### Source material
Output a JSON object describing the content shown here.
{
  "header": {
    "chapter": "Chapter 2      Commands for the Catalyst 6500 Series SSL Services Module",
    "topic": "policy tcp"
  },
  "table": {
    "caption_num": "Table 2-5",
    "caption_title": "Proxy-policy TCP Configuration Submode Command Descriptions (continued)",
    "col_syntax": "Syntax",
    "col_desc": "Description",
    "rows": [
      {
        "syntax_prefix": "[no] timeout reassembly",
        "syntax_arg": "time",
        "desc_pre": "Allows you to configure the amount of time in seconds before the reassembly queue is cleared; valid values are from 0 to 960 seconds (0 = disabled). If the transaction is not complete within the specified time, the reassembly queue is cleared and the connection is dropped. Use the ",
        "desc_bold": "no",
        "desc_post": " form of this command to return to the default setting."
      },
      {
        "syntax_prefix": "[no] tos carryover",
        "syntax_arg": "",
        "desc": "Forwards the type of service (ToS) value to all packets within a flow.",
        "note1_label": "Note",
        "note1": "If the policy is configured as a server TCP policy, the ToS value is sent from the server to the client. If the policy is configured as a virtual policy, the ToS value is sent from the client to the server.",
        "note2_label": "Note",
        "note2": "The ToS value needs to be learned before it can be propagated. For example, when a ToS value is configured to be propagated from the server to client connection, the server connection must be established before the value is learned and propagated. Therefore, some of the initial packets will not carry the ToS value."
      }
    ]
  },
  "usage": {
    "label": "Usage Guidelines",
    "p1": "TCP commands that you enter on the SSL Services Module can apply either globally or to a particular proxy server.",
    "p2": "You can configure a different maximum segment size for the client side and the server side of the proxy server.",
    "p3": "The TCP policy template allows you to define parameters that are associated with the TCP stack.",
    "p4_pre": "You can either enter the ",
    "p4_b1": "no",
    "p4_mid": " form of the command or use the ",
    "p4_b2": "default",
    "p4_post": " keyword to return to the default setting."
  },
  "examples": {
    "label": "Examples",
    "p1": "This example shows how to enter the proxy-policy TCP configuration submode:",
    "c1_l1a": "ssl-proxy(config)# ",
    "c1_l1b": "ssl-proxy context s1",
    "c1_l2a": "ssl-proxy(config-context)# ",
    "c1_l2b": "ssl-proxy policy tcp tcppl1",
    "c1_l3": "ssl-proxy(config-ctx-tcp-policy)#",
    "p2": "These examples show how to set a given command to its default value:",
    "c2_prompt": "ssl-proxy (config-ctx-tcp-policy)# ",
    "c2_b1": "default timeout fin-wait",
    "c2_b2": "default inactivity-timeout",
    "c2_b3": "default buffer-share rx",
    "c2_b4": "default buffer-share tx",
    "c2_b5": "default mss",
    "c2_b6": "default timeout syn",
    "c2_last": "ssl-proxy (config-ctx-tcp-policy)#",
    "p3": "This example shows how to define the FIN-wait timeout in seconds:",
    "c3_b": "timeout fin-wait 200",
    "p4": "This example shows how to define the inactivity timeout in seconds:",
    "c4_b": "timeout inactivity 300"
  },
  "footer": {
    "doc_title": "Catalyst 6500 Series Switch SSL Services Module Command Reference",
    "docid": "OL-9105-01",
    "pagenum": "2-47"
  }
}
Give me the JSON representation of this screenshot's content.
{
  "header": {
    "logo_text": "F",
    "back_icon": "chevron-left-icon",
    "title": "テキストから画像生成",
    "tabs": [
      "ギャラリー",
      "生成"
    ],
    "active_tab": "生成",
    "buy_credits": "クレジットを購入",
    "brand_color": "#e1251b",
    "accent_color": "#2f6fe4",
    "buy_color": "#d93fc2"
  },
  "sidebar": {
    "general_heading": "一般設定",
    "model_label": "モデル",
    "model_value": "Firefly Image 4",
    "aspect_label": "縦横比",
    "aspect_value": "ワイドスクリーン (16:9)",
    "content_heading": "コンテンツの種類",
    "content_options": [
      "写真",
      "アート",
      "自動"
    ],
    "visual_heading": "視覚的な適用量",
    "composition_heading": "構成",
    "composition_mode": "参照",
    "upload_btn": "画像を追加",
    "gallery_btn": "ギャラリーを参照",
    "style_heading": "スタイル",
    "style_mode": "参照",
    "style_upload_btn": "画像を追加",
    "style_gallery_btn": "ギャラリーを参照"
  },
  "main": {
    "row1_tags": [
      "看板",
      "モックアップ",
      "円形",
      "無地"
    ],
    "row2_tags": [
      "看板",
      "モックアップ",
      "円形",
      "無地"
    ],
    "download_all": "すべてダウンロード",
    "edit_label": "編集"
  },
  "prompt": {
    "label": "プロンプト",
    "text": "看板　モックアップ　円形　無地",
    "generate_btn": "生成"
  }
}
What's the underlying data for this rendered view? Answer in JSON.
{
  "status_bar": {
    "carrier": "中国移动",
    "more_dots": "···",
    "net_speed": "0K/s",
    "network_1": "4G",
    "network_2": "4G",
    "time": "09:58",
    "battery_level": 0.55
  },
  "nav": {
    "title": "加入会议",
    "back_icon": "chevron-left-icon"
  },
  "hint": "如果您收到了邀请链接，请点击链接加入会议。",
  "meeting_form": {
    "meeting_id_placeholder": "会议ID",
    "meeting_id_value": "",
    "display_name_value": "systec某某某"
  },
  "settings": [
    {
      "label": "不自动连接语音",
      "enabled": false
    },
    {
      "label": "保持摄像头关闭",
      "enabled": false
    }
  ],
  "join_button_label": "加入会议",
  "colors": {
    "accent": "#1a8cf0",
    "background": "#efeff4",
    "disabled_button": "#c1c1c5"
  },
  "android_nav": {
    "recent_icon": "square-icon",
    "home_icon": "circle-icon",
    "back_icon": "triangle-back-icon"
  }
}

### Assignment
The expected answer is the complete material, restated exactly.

### Result of the exercise
Output a JSON object describing the content shown here.
{
  "header": {
    "chapter": "Chapter 2      Commands for the Catalyst 6500 Series SSL Services Module",
    "topic": "policy tcp"
  },
  "table": {
    "caption_num": "Table 2-5",
    "caption_title": "Proxy-policy TCP Configuration Submode Command Descriptions (continued)",
    "col_syntax": "Syntax",
    "col_desc": "Description",
    "rows": [
      {
        "syntax_prefix": "[no] timeout reassembly",
        "syntax_arg": "time",
        "desc_pre": "Allows you to configure the amount of time in seconds before the reassembly queue is cleared; valid values are from 0 to 960 seconds (0 = disabled). If the transaction is not complete within the specified time, the reassembly queue is cleared and the connection is dropped. Use the ",
        "desc_bold": "no",
        "desc_post": " form of this command to return to the default setting."
      },
      {
        "syntax_prefix": "[no] tos carryover",
        "syntax_arg": "",
        "desc": "Forwards the type of service (ToS) value to all packets within a flow.",
        "note1_label": "Note",
        "note1": "If the policy is configured as a server TCP policy, the ToS value is sent from the server to the client. If the policy is configured as a virtual policy, the ToS value is sent from the client to the server.",
        "note2_label": "Note",
        "note2": "The ToS value needs to be learned before it can be propagated. For example, when a ToS value is configured to be propagated from the server to client connection, the server connection must be established before the value is learned and propagated. Therefore, some of the initial packets will not carry the ToS value."
      }
    ]
  },
  "usage": {
    "label": "Usage Guidelines",
    "p1": "TCP commands that you enter on the SSL Services Module can apply either globally or to a particular proxy server.",
    "p2": "You can configure a different maximum segment size for the client side and the server side of the proxy server.",
    "p3": "The TCP policy template allows you to define parameters that are associated with the TCP stack.",
    "p4_pre": "You can either enter the ",
    "p4_b1": "no",
    "p4_mid": " form of the command or use the ",
    "p4_b2": "default",
    "p4_post": " keyword to return to the default setting."
  },
  "examples": {
    "label": "Examples",
    "p1": "This example shows how to enter the proxy-policy TCP configuration submode:",
    "c1_l1a": "ssl-proxy(config)# ",
    "c1_l1b": "ssl-proxy context s1",
    "c1_l2a": "ssl-proxy(config-context)# ",
    "c1_l2b": "ssl-proxy policy tcp tcppl1",
    "c1_l3": "ssl-proxy(config-ctx-tcp-policy)#",
    "p2": "These examples show how to set a given command to its default value:",
    "c2_prompt": "ssl-proxy (config-ctx-tcp-policy)# ",
    "c2_b1": "default timeout fin-wait",
    "c2_b2": "default inactivity-timeout",
    "c2_b3": "default buffer-share rx",
    "c2_b4": "default buffer-share tx",
    "c2_b5": "default mss",
    "c2_b6": "default timeout syn",
    "c2_last": "ssl-proxy (config-ctx-tcp-policy)#",
    "p3": "This example shows how to define the FIN-wait timeout in seconds:",
    "c3_b": "timeout fin-wait 200",
    "p4": "This example shows how to define the inactivity timeout in seconds:",
    "c4_b": "timeout inactivity 300"
  },
  "footer": {
    "doc_title": "Catalyst 6500 Series Switch SSL Services Module Command Reference",
    "docid": "OL-9105-01",
    "pagenum": "2-47"
  }
}
Give me the JSON representation of this screenshot's content.
{
  "header": {
    "logo_text": "F",
    "back_icon": "chevron-left-icon",
    "title": "テキストから画像生成",
    "tabs": [
      "ギャラリー",
      "生成"
    ],
    "active_tab": "生成",
    "buy_credits": "クレジットを購入",
    "brand_color": "#e1251b",
    "accent_color": "#2f6fe4",
    "buy_color": "#d93fc2"
  },
  "sidebar": {
    "general_heading": "一般設定",
    "model_label": "モデル",
    "model_value": "Firefly Image 4",
    "aspect_label": "縦横比",
    "aspect_value": "ワイドスクリーン (16:9)",
    "content_heading": "コンテンツの種類",
    "content_options": [
      "写真",
      "アート",
      "自動"
    ],
    "visual_heading": "視覚的な適用量",
    "composition_heading": "構成",
    "composition_mode": "参照",
    "upload_btn": "画像を追加",
    "gallery_btn": "ギャラリーを参照",
    "style_heading": "スタイル",
    "style_mode": "参照",
    "style_upload_btn": "画像を追加",
    "style_gallery_btn": "ギャラリーを参照"
  },
  "main": {
    "row1_tags": [
      "看板",
      "モックアップ",
      "円形",
      "無地"
    ],
    "row2_tags": [
      "看板",
      "モックアップ",
      "円形",
      "無地"
    ],
    "download_all": "すべてダウンロード",
    "edit_label": "編集"
  },
  "prompt": {
    "label": "プロンプト",
    "text": "看板　モックアップ　円形　無地",
    "generate_btn": "生成"
  }
}
What's the underlying data for this rendered view? Answer in JSON.
{
  "status_bar": {
    "carrier": "中国移动",
    "more_dots": "···",
    "net_speed": "0K/s",
    "network_1": "4G",
    "network_2": "4G",
    "time": "09:58",
    "battery_level": 0.55
  },
  "nav": {
    "title": "加入会议",
    "back_icon": "chevron-left-icon"
  },
  "hint": "如果您收到了邀请链接，请点击链接加入会议。",
  "meeting_form": {
    "meeting_id_placeholder": "会议ID",
    "meeting_id_value": "",
    "display_name_value": "systec某某某"
  },
  "settings": [
    {
      "label": "不自动连接语音",
      "enabled": false
    },
    {
      "label": "保持摄像头关闭",
      "enabled": false
    }
  ],
  "join_button_label": "加入会议",
  "colors": {
    "accent": "#1a8cf0",
    "background": "#efeff4",
    "disabled_button": "#c1c1c5"
  },
  "android_nav": {
    "recent_icon": "square-icon",
    "home_icon": "circle-icon",
    "back_icon": "triangle-back-icon"
  }
}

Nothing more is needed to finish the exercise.